Latest from Molds/Cores

“Damage-tolerant metallic composites via melt infiltration of additively manufactured preforms” is a report of the work carried out by Oak Ridge National Laboratory and Rice University.

Combining Casting with 3DP to Customize "Damage Tolerant" Parts

Aug. 11, 2017
Researchers infiltrate a stainless steel skeleton with molten aluminum

To date, product designers and manufacturers have viewed additive manufacturing as an alternative (or even a competitive threat) to more established forming processes, like molding or machining. And those assumptions are correct: AM or 3D printing can be used in place of casting parts, with advantages to be determined by the scale of production or the needs of a specific design. But, these technologies also can be used to optimize or improve aspects of the casting process, as in printing sand molds and cores, or defining and repairing casting molds.

But now it's possible to imagine additive manufacturing as a pathway to products and materials that were never conceivable, except as some designer's dream. Now, such dreams can be realized -- in the research lab, at least.

Researchers at Oak Ridge National Laboratory (ORNL) and Rice University have reported their results in developing a new approach to consolidating multiple materials into a single cast part, creating what they term "damage tolerant" components. They contrast their method to established metal 3D printing techniques (referred to as "fusion-based metal additive manufacturing"), which often achieve geometric design goals but fall short of mechanical or material requirements in a functional sense.

In details reported by the researchers, the two materials they combined were stainless steel and aluminum. Their two-stage process "infiltrates" a 316L stainless steel lattice structure with a molten aluminum alloy, A356. According to their report, the process helps to overcome "issues with intermetallic formation, cracking, and poor resolution" that are common in many metallic parts formed by standard additive manufacturing.

The first step developed by the Oak Ridge team involves producing a lattice preform structure in the stainless material using selective laser melting, an established metal additive manufacturing method. The lattice structure then is the framework of the finished part.

Researchers modified the shape and density of 3D-printed lattice structures
to achieve desired material properties in composite metal castings.


Dual material components were created by pouring an aluminum alloy over a printed stainless steel lattice, and the results showed significantly improved damage tolerance than a simple aluminum part.

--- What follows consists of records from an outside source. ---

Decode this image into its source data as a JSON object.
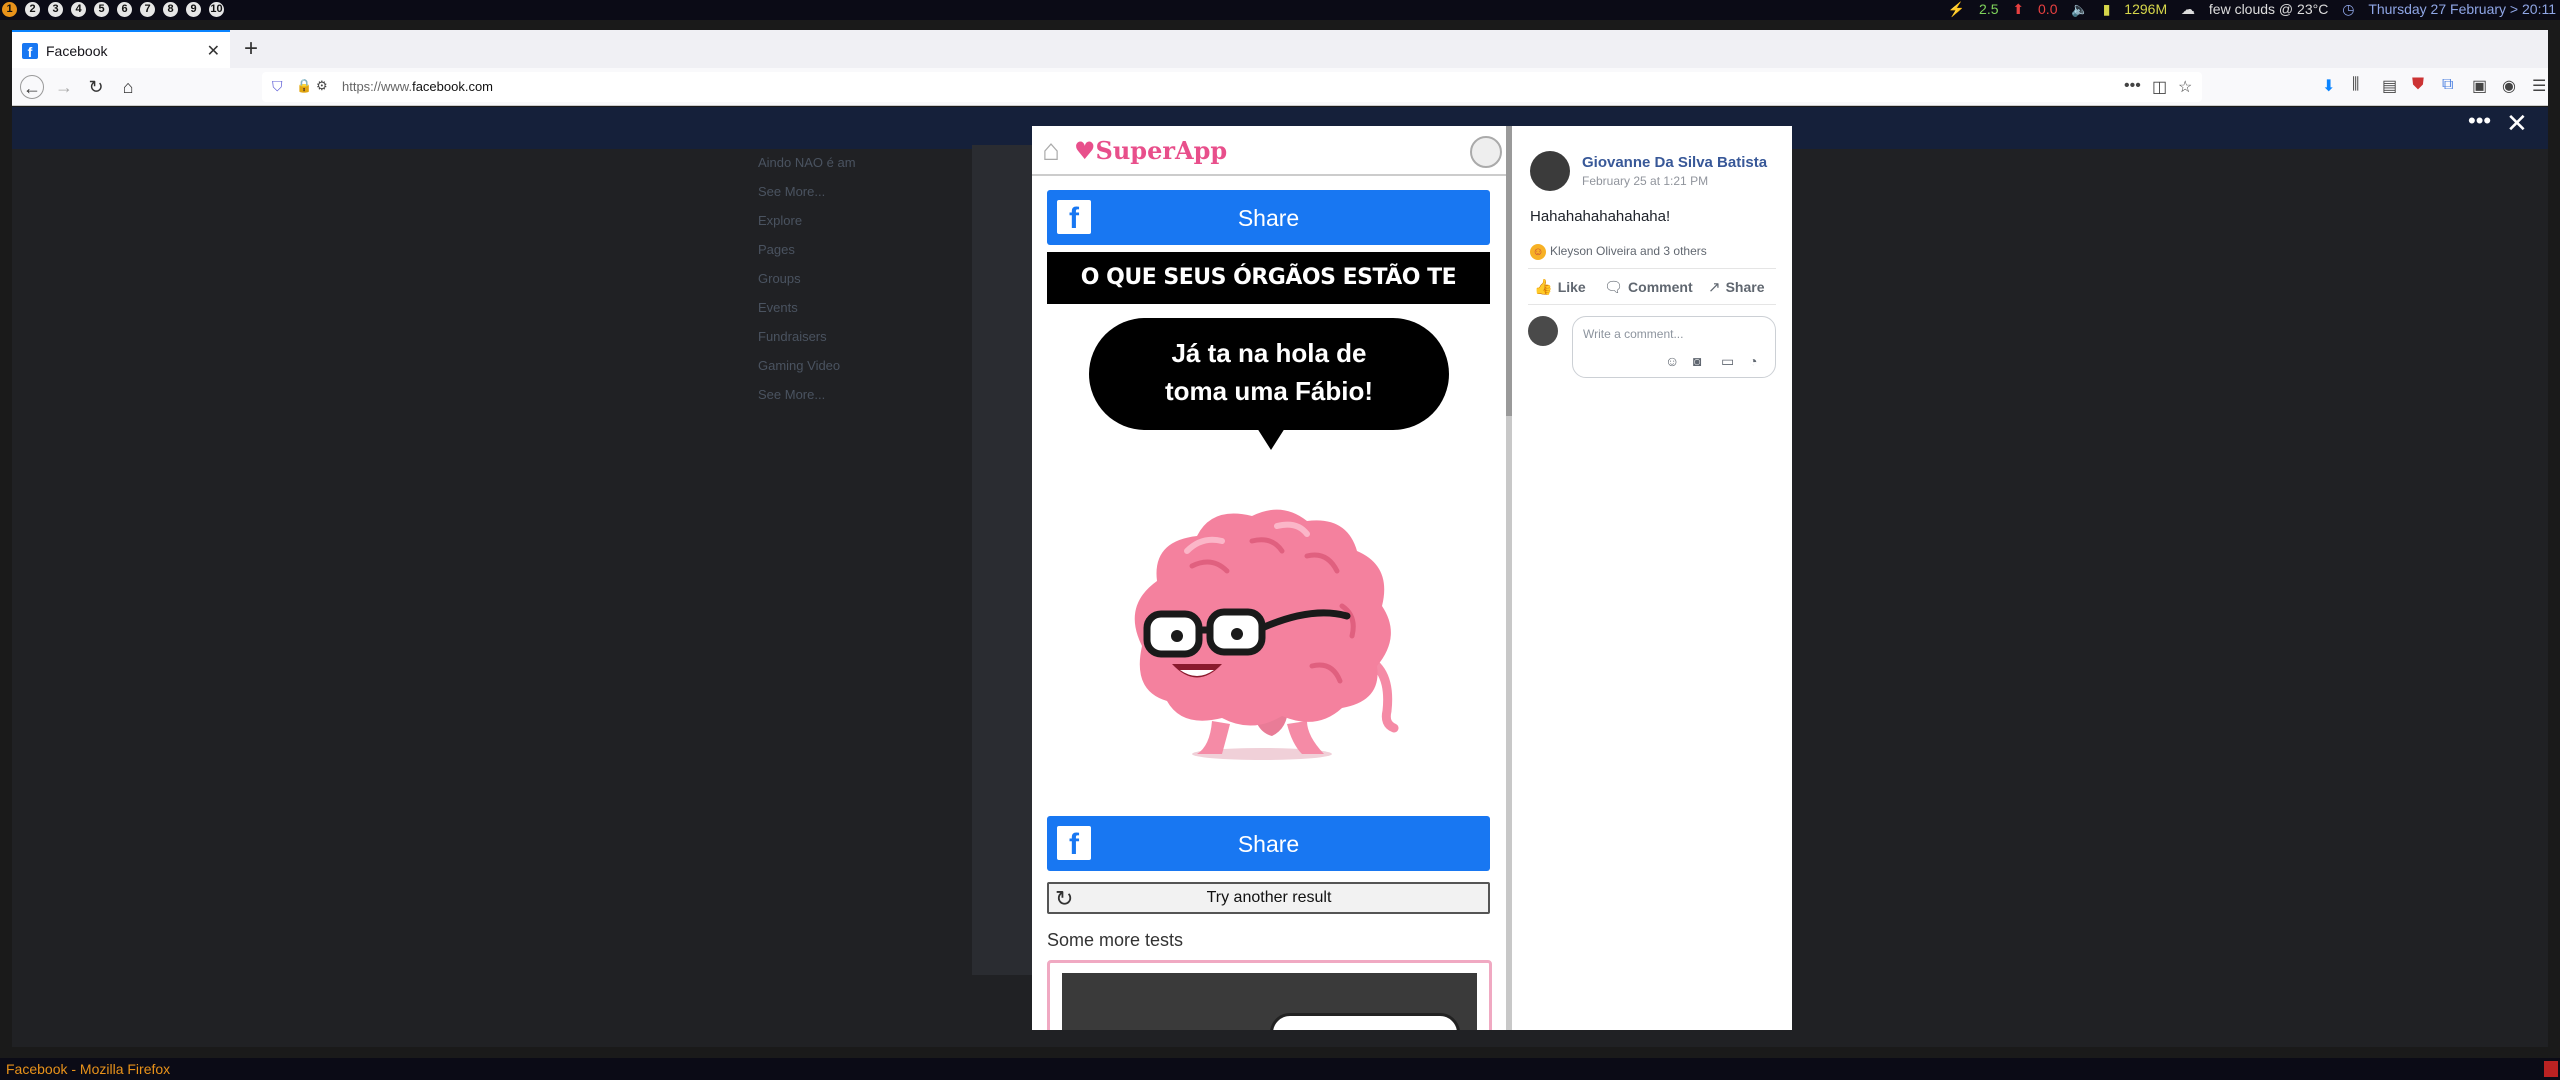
{
  "topbar": {
    "workspaces": [
      "1",
      "2",
      "3",
      "4",
      "5",
      "6",
      "7",
      "8",
      "9",
      "10"
    ],
    "status": {
      "load": "2.5",
      "cpu": "0.0",
      "memory": "1296M",
      "weather": "few clouds @ 23°C",
      "datetime": "Thursday 27 February > 20:11"
    }
  },
  "browser": {
    "tab_title": "Facebook",
    "url_prefix": "https://www.",
    "url_domain": "facebook.com"
  },
  "background_sidebar": [
    "Aindo NAO é am",
    "See More...",
    "Explore",
    "Pages",
    "Groups",
    "Events",
    "Fundraisers",
    "Gaming Video",
    "See More..."
  ],
  "superapp": {
    "logo": "SuperApp",
    "share_label": "Share",
    "headline": "O QUE SEUS ÓRGÃOS ESTÃO TE PEDINDO?",
    "bubble_line1": "Já ta na hola de",
    "bubble_line2": "toma uma Fábio!",
    "try_another": "Try another result",
    "more_tests": "Some more tests"
  },
  "post": {
    "author": "Giovanne Da Silva Batista",
    "date": "February 25 at 1:21 PM",
    "text": "Hahahahahahahaha!",
    "reactions": "Kleyson Oliveira and 3 others",
    "like": "Like",
    "comment": "Comment",
    "share": "Share",
    "comment_placeholder": "Write a comment..."
  },
  "window_title": "Facebook - Mozilla Firefox",
  "colors": {
    "facebook_blue": "#1877f2",
    "superapp_pink": "#e84f8b",
    "link_blue": "#385898"
  }
}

In the second step, the frame is set within a permanent mold and then surrounded with a liquid metal at a melt temperature lower than that of the inset framework. The molten aluminum fills the space around the frame within the mold, and the resulting part is described as "interpenetrating phase composite" (IPC) that has a higher tolerance to damage than a comparable aluminum casting.

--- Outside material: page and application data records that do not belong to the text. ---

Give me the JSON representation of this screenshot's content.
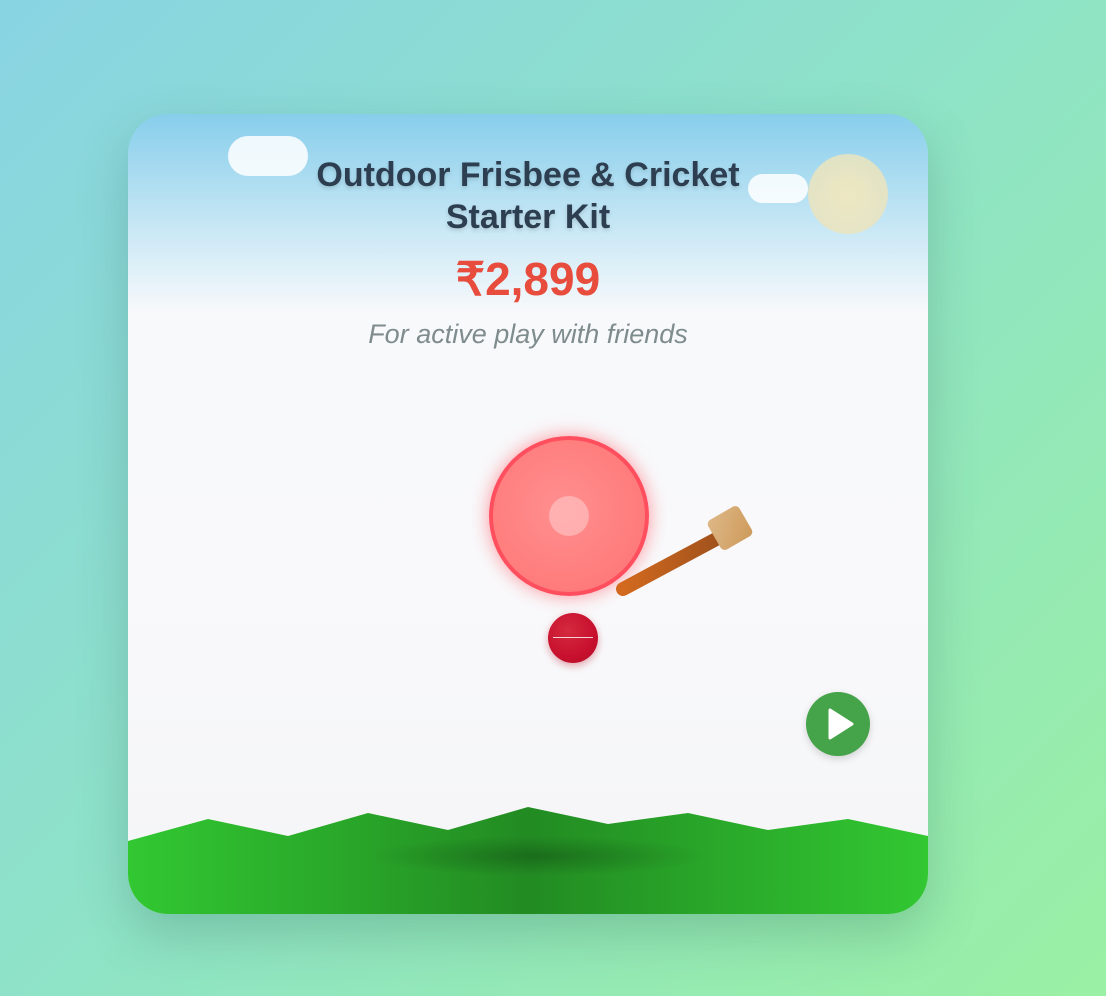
{
  "product": {
    "title_line1": "Outdoor Frisbee & Cricket",
    "title_line2": "Starter Kit",
    "price": "₹2,899",
    "tagline": "For active play with friends"
  },
  "icons": {
    "play": "play-icon",
    "frisbee": "frisbee-icon",
    "bat": "cricket-bat-icon",
    "ball": "cricket-ball-icon"
  },
  "colors": {
    "title": "#2c3e50",
    "price": "#e74c3c",
    "tagline": "#7f8c8d",
    "frisbee": "#ff7b7b",
    "ball": "#c8102e",
    "play_button": "#45a349",
    "grass": "#32c832"
  }
}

According to the process developers, these parts could have commercial application in automotive design and production, where lightweight parts with more optimized thermal and mechanical characteristics are needed. In designing such a part, the new two-step process could be used to tailor the desired thermal and mechanical properties needed for a specific final application.

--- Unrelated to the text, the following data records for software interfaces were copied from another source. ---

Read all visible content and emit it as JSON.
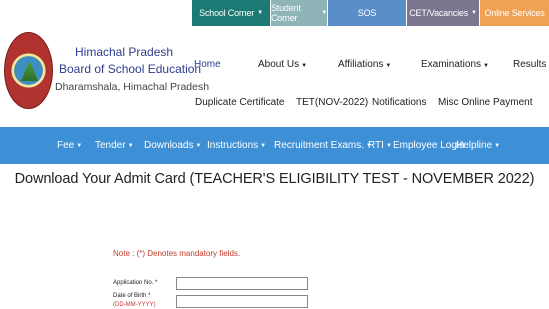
{
  "topbar": {
    "school_corner": "School Corner",
    "student_corner": "Student Corner",
    "sos": "SOS",
    "cet_vacancies": "CET/Vacancies",
    "online_services": "Online Services"
  },
  "brand": {
    "line1": "Himachal Pradesh",
    "line2": "Board of School Education",
    "line3": "Dharamshala, Himachal Pradesh"
  },
  "nav_primary": {
    "home": "Home",
    "about": "About Us",
    "affiliations": "Affiliations",
    "examinations": "Examinations",
    "results": "Results"
  },
  "nav_secondary": {
    "duplicate": "Duplicate Certificate",
    "tet": "TET(NOV-2022)",
    "notifications": "Notifications",
    "misc": "Misc Online Payment"
  },
  "menu": {
    "fee": "Fee",
    "tender": "Tender",
    "downloads": "Downloads",
    "instructions": "Instructions",
    "recruitment": "Recruitment Exams.",
    "rti": "RTI",
    "employee_login": "Employee Login",
    "helpline": "Helpline"
  },
  "page": {
    "title": "Download Your Admit Card (TEACHER'S ELIGIBILITY TEST - NOVEMBER 2022)",
    "note": "Note : (*) Denotes mandatory fields."
  },
  "form": {
    "application_label": "Application No. *",
    "dob_label": "Date of Birth *",
    "dob_format": "(DD-MM-YYYY)",
    "application_value": "",
    "dob_value": ""
  },
  "colors": {
    "menu_blue": "#3d8fd6",
    "brand_navy": "#2e3d8f",
    "note_red": "#c0392b"
  }
}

Compression tests conducted on the stainless steel/aluminum part showed that adjusting the volume fraction and topology of the stainless steel lattice can control its stress-strain response. Also, according to the researchers, tension tests on composites with a 39-vol% of steel demonstrated "an order of magnitude improvement over the strain to failure" compared with the aluminum alloy on its own.

"Inspection of the as-tested tensile specimens suggested that this exceptional damage tolerance is a result of the interpenetrating structure of the constituents," the researchers wrote. "These results together demonstrate that this infiltration processing route avoids problems with intermetallic formation, cracking, and poor resolution that limit current fusion-based additive manufacturing techniques for printing metallic composites."

"This scalable processing strategy can be used to fulfill specific component functions, giving materials designers unprecedented control over both microstructure and material properties," stated Amit Shyam, one of the ORNL researchers and an author of the report.

"The key advantage of this processing strategy over other fusion-based metal additive manufacturing techniques is that in this two-step process, liquid-phase mixing of the constituents is excluded. As a result, we are able to overcome problems with cracking and poor resolution that limit most of the other fusion-based additive manufacturing techniques for printing composites," according to their report.
The research report, "Damage-tolerant metallic composites via melt infiltration of additively manufactured preforms" is available for download at